Reprinted from www.libertylobby.org, home of The SPOTLIGHT archive
Buchanan Sees Populists Becoming Political Balance of Power
By Clayton Potts
The new-party movement will continue and become the "balance of power" in American politics, said Pat Buchanan after the election.
Buchanan expressed concern about fraud in voting machines and had words of caution for President-elect George W. Bush about such internationalist groups as Bilderberg and Supreme Court appointments.
There will be a "firestorm" if Bush appoints pro-abortion, left-wingers to the Supreme Court who would legislate from the bench rather than interpret the Constitution, Buchanan warned.
While he calls himself a "strict constructionist," Bush as governor has appointed some liberals to the Texas Supreme Court who later said he had asked them no questions about their ideology.
Buchanan, when questioned, ex pressed concern about the influence such groups as Bilderberg, the Trilateral Commission, and Council on Foreign Relations (CFR) would have on Bush.
They are a "breeding ground" for foreign policy wonks who favor internationalism and intervention in the affairs of other nations, he said.
As an example of potential fraud in voting machines, Buchanan cited a self-serving result: Some Florida voters who had pulled Vice President Al Gore's knob had their votes counted for Buchanan -- hardly the intent of election manipulators.
There is a "terrible potential for abuse" from voting by machines, he said.
Moments later Ralph Nader said Congress should hold hearings into the role of private business in public elections and the use of riggable computer ballot-counting machines.
There "were no national debates" because the two major-party candidates had a honeymoon before the cameras. While Bush and Gore agreed on most matters, such issues as national sovereignty, the World Trade Organization and NAFTA "were off the table," Buchanan said.
Will the third parties collaborate in fighting the Establishment?
Buchanan said the Constitution Party under Howard Phillips is in so much agreement with the Reform Party he heads that he hopes they can merge.
While he has great respect for Ralph Nader and his Green party, and they can collaborate on some issues, such as the WTO, NAFTA and international corporations, there are too many areas of disagreement to form a unified political coalition, Buchanan said.
He remains the leader of the Reform Party at the request of its top officials after the election disappointment, Bu chan an said.
"The Reform Party I will build will be populist with traditional values, defending heroes like Robert E. Lee and George Washington," he said.

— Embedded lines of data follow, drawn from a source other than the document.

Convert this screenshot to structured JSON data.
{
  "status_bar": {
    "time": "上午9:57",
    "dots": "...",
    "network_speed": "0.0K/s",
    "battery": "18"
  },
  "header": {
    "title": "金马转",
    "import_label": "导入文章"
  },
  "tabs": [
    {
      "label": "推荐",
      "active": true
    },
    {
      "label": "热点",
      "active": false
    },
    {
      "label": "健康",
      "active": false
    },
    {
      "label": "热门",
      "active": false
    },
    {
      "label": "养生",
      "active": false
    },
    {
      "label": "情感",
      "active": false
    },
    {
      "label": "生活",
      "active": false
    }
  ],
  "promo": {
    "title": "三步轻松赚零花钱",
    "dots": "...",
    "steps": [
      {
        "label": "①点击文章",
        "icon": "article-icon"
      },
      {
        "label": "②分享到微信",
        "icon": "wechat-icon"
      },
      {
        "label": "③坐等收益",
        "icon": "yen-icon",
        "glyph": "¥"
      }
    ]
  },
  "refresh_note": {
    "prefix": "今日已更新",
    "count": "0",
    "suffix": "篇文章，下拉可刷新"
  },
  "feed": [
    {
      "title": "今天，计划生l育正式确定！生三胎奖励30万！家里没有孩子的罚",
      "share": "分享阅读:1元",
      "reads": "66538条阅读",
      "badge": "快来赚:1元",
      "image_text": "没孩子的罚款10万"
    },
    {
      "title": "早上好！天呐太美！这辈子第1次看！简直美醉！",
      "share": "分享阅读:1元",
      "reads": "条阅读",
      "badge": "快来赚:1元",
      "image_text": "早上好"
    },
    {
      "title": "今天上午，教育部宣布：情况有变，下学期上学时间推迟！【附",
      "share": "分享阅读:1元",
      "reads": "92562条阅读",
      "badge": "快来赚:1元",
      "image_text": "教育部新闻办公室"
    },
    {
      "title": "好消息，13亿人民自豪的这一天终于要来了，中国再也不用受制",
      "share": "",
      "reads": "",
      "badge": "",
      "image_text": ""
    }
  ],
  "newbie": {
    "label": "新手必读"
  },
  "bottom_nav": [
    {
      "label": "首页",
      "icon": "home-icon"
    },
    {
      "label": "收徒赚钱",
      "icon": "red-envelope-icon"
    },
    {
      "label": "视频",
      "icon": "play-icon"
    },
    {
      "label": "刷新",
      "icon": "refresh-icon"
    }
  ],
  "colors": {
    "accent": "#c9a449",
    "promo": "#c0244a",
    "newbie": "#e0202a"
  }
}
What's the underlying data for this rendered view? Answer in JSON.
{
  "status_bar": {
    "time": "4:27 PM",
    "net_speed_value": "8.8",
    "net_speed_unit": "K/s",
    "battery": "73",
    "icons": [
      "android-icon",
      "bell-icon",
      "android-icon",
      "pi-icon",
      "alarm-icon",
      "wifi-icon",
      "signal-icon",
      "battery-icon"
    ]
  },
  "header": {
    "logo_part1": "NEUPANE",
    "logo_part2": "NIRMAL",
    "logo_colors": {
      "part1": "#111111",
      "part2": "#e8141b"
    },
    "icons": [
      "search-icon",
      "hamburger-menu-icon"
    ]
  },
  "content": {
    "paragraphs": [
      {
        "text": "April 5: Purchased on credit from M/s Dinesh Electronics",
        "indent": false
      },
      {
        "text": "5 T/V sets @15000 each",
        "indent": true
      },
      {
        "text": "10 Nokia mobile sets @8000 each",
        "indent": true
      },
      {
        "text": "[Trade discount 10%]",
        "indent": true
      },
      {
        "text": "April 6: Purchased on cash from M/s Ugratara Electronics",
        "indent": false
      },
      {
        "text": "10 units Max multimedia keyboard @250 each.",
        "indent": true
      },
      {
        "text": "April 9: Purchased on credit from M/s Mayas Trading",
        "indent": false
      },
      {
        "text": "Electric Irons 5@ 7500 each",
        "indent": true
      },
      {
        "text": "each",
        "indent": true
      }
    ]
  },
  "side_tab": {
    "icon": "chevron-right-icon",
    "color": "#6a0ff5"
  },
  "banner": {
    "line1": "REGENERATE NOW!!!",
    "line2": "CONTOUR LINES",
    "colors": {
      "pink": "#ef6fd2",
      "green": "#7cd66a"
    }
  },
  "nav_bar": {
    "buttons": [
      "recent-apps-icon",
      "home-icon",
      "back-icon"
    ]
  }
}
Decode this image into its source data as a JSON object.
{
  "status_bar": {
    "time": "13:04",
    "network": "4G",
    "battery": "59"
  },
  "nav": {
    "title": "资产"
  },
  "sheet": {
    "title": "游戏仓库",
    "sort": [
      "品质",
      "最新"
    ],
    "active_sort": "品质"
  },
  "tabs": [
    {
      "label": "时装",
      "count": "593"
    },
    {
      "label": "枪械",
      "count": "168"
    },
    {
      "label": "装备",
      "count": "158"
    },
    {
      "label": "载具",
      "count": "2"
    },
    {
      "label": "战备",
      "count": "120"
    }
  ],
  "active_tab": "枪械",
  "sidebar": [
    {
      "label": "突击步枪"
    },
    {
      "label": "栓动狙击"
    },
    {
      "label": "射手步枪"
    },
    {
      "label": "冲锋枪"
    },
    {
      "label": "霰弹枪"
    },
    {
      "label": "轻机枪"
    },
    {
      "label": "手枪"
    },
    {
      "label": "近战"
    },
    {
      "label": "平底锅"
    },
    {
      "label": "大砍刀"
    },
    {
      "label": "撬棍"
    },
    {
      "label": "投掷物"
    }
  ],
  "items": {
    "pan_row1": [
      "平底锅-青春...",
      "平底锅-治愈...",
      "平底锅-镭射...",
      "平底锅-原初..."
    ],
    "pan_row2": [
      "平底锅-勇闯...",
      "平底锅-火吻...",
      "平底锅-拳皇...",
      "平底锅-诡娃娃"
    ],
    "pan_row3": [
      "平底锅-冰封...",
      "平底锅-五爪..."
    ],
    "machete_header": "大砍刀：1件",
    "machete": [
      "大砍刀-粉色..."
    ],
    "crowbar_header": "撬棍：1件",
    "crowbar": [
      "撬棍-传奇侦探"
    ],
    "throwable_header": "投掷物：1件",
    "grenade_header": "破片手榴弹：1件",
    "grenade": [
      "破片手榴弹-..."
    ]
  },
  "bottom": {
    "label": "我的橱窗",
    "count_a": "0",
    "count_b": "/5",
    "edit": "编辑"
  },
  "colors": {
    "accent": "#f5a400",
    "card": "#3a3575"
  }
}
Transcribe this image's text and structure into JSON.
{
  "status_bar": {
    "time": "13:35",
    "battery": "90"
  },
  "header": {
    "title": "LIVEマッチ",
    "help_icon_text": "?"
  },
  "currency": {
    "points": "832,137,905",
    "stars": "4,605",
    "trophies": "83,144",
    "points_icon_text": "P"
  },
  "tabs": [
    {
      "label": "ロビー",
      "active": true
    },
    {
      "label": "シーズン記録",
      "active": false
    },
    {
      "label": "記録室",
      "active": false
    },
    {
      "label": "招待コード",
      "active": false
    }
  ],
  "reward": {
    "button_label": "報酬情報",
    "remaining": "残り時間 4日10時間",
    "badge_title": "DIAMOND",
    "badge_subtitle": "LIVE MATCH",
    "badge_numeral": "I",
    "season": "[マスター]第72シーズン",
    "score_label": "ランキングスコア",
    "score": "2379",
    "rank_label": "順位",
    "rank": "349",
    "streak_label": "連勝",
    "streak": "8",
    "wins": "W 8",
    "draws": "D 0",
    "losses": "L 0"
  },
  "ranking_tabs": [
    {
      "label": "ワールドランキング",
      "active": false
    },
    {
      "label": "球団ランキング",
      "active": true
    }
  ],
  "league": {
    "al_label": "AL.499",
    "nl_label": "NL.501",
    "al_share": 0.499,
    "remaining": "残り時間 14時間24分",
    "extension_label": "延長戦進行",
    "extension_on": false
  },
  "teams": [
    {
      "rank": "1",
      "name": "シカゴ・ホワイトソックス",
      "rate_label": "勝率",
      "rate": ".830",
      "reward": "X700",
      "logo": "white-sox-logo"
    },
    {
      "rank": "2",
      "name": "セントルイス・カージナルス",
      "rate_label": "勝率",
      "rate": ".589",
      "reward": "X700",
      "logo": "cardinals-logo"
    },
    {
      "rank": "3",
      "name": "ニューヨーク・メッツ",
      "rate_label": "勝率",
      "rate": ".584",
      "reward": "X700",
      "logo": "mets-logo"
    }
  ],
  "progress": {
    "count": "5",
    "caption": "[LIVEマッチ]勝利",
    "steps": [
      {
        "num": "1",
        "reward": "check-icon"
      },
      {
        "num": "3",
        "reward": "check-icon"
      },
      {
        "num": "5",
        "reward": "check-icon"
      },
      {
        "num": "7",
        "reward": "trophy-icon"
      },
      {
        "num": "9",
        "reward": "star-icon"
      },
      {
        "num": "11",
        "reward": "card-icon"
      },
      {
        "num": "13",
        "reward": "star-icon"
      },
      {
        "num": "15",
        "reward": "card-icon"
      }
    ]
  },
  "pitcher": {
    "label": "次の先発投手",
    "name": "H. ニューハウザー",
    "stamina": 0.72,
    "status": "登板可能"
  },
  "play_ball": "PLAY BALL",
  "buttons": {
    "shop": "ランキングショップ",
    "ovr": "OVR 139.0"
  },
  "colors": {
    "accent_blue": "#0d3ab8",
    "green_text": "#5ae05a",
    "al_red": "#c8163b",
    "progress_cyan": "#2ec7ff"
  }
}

It will stress "economic nationalism" and oppose the "interventionist" policies embraced by the major parties.
"I feel good about the enemies we have accumulated" and "the Establishment is frightened," Buchanan said.